ODDITY: Farmers pay city official with goat for outside job

Manager, supervisor both resign posts in Surprise, Ariz.

An Arizona city official making $107,000 a year resigned after an investigation found he used city workers for an outside job involving an attempt to secure irrigation water for farmers who paid him with a goat.

The investigation found that the possibility of cash down the road also was discussed by Frank Stevens, the now-former former water resource portfolio manager for the city of Surprise, the Arizona Republic reported.

According to a report obtained by the newspaper through a public records request, a private investigator hired by Surprise found that Stevens had city workers prepare some of the organic farmers’ eight acres of leased land for use as a demonstration site for a drip irrigation system that Stevens tried to get a company to provide as part of a proposed partnership with him.

The farmers hired Stevens as a consultant to help them get irrigation water from an property association, paying him with a goat for his work and agreeing to provide additional compensation if he was successful, according to the investigation.

One of the farmers told the investigator that they gave Stevens the goat because “he liked the animal and it would keep his kids happy when they came home from school,” Stevens said.

WATCH: Beacon Hill Children’s Farm sees goat baby boom

The investigation concluded that Stevens violated city policy in several ways, including by having water workers do non-city work by having other employment that could compromise his judgment, actions or job performance.

Asked whether it was appropriate to use city workers in connection with his consultant work, Stevens told the investigator that he knew “the lines are gray or muddy.”

Stevens resigned his city job in February, according to the Republic, and another city official who supervised Stevens also resigned.

The Republic said Stevens declined comment.
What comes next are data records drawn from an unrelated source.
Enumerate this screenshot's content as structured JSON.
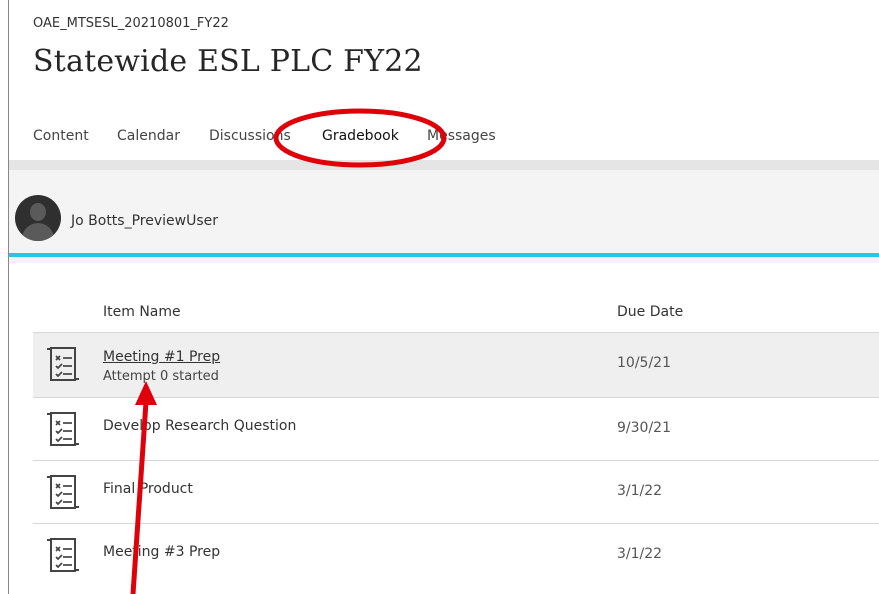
{
  "course": {
    "code": "OAE_MTSESL_20210801_FY22",
    "title": "Statewide ESL PLC FY22"
  },
  "tabs": [
    {
      "label": "Content"
    },
    {
      "label": "Calendar"
    },
    {
      "label": "Discussions"
    },
    {
      "label": "Gradebook",
      "active": true
    },
    {
      "label": "Messages"
    }
  ],
  "user": {
    "name": "Jo Botts_PreviewUser"
  },
  "table": {
    "columns": {
      "item_name": "Item Name",
      "due_date": "Due Date"
    },
    "rows": [
      {
        "icon": "assignment-checklist-icon",
        "name": "Meeting #1 Prep",
        "status": "Attempt 0 started",
        "due": "10/5/21"
      },
      {
        "icon": "assignment-checklist-icon",
        "name": "Develop Research Question",
        "due": "9/30/21"
      },
      {
        "icon": "assignment-checklist-icon",
        "name": "Final Product",
        "due": "3/1/22"
      },
      {
        "icon": "assignment-checklist-icon",
        "name": "Meeting #3 Prep",
        "due": "3/1/22"
      }
    ]
  },
  "annotations": {
    "color": "#e0000a",
    "circle_target": "Gradebook",
    "arrow_target": "Meeting #1 Prep"
  },
  "colors": {
    "accent": "#28c4ea",
    "annotation": "#e0000a"
  }
}
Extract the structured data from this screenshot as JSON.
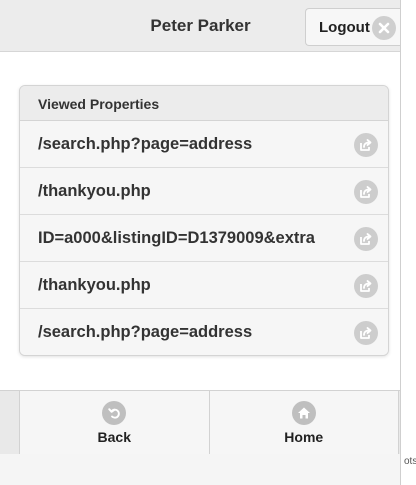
{
  "header": {
    "title": "Peter Parker",
    "logout_label": "Logout",
    "logout_icon": "close-icon"
  },
  "viewed_properties": {
    "heading": "Viewed Properties",
    "items": [
      {
        "label": "/search.php?page=address",
        "icon": "share-icon"
      },
      {
        "label": "/thankyou.php",
        "icon": "share-icon"
      },
      {
        "label": "ID=a000&listingID=D1379009&extra",
        "icon": "share-icon"
      },
      {
        "label": "/thankyou.php",
        "icon": "share-icon"
      },
      {
        "label": "/search.php?page=address",
        "icon": "share-icon"
      }
    ]
  },
  "footer": {
    "back_label": "Back",
    "back_icon": "back-arrow-icon",
    "home_label": "Home",
    "home_icon": "home-icon"
  },
  "edge_text": "ots",
  "colors": {
    "header_bg": "#ececec",
    "icon_gray": "#cdcdcd",
    "text": "#333333"
  }
}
The Associated Press was not able to obtain a working phone number for Stevens.

THE ASSOCIATED PRESS

Like us on Facebook and follow us on Twitter 
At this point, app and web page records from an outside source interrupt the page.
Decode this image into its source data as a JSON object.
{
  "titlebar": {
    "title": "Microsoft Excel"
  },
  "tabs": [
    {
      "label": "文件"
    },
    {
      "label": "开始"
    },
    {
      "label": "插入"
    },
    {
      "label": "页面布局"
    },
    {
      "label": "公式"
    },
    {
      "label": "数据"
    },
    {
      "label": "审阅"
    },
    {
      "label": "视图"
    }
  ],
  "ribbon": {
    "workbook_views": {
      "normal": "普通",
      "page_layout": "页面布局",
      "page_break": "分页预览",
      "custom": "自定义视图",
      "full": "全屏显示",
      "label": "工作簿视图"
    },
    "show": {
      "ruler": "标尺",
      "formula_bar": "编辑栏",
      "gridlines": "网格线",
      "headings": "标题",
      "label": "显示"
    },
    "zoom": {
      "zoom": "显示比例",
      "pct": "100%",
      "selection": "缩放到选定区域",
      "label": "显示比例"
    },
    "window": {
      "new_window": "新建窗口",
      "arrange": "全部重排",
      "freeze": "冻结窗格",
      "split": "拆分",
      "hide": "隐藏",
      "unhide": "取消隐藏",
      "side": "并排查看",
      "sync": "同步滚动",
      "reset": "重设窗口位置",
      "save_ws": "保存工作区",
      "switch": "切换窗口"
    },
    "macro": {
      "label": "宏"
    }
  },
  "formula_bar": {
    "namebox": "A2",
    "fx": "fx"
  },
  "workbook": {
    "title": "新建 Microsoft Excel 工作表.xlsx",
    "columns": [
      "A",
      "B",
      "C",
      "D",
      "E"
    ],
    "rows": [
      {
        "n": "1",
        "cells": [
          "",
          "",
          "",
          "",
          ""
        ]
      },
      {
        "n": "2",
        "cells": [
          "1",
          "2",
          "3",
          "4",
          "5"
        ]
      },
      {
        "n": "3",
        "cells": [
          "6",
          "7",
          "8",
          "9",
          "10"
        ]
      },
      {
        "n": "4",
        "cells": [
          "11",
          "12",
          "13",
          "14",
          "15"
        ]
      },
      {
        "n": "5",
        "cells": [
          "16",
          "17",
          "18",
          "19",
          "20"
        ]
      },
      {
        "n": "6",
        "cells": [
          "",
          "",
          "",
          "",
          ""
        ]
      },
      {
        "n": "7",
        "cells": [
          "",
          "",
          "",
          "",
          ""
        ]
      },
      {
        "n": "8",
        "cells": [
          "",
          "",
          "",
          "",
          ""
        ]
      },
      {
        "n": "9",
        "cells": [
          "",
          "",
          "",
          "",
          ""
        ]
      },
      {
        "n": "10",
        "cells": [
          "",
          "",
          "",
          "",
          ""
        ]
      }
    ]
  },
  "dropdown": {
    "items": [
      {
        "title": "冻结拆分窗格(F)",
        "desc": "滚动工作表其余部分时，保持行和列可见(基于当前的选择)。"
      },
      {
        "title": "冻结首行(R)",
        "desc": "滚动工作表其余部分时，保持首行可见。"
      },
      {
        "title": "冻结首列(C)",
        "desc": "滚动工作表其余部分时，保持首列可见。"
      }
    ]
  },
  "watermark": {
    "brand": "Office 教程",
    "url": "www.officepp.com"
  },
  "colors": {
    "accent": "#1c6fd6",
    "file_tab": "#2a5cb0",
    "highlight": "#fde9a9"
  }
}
AnimalsUSAWorld

Get local stories you won't find anywhere else right to your inbox.
Sign up here

Just Posted

Protesters in Parksville demand change to current B.C. forest practices

Approximately 50 people march along Island Highway
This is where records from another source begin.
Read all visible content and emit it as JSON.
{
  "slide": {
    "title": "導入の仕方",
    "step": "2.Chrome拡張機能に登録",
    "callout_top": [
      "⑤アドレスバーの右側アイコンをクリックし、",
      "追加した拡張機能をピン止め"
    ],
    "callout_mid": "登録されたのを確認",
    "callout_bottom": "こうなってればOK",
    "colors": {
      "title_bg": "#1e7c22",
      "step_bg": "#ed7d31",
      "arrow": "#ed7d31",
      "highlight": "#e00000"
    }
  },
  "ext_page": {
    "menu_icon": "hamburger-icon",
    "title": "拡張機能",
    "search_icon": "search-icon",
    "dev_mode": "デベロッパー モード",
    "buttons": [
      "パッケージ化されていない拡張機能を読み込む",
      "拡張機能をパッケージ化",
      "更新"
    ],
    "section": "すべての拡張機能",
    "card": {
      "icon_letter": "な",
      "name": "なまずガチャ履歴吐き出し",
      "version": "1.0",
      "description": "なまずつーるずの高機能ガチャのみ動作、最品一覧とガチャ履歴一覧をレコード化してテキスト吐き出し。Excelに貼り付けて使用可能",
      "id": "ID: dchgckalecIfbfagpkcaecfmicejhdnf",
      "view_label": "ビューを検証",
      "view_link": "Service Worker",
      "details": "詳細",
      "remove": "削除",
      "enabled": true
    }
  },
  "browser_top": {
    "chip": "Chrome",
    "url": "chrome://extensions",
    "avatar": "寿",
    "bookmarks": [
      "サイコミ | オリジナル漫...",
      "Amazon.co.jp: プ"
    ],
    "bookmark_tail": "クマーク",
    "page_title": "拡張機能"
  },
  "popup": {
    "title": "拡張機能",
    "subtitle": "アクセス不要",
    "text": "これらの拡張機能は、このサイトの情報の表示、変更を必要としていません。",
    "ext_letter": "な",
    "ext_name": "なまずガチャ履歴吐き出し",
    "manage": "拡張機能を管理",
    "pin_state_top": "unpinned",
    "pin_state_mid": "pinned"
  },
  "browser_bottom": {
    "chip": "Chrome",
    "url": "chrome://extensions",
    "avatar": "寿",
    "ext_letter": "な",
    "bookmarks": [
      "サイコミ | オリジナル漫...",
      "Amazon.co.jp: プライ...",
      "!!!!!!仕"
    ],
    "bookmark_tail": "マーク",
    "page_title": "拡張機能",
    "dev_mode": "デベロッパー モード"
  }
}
Qualicum Beach roundabout project would cost nearly $2M

Town to apply for funds to cover $1.79M of the total

Town of Qualicum Beach defers discussions with preservation society regarding wetlands

CAO says registered covenant will protect land in perpetuity

Qualicum Beach seek funds for $4.5M community field project

Turf surface would allow for new sporting activities

Parksville homeowner must clean up property or face penalties

If deadline not met, city crews will do the job and a bill will be sent out

3 new deaths due to COVID-19 in B.C., 139 new cases

B.C. confirms 40 ‘historic cases,’ as well

Supreme Court Justice Ruth Bader Ginsburg dies at 87

The court’s second female justice, died Friday at her home in Washington

Emaciated grizzly found dead on central B.C. coast as low salmon count sparks concern

Grizzly was found on Gwa’sala-‘Nakwaxda’xw territory in Smith Inlet, 60K north of Port Hardy

Nanaimo residents ticketed for putting garbage bins out early

Conservation officers say they issued seven tickets this week, as concerns about bears increase

VIDEO: B.C. to launch mouth-rinse COVID-19 test for kids

Test involves swishing and gargling saline in mouth and no deep-nasal swab

Comox Valley protesters send message over old-growth logging

Event in downtown Courtenay was part of wider event on Friday

Young Canadians have curtailed vaping during pandemic, survey finds

The survey funded by Heart & Stroke also found the decrease in vaping frequency is most notable in British Columbia and Ontario

B.C. teachers file Labour Relations Board application over COVID-19 classroom concerns

The application comes as B.C.’s second week of the new school year comes to a close

Most Read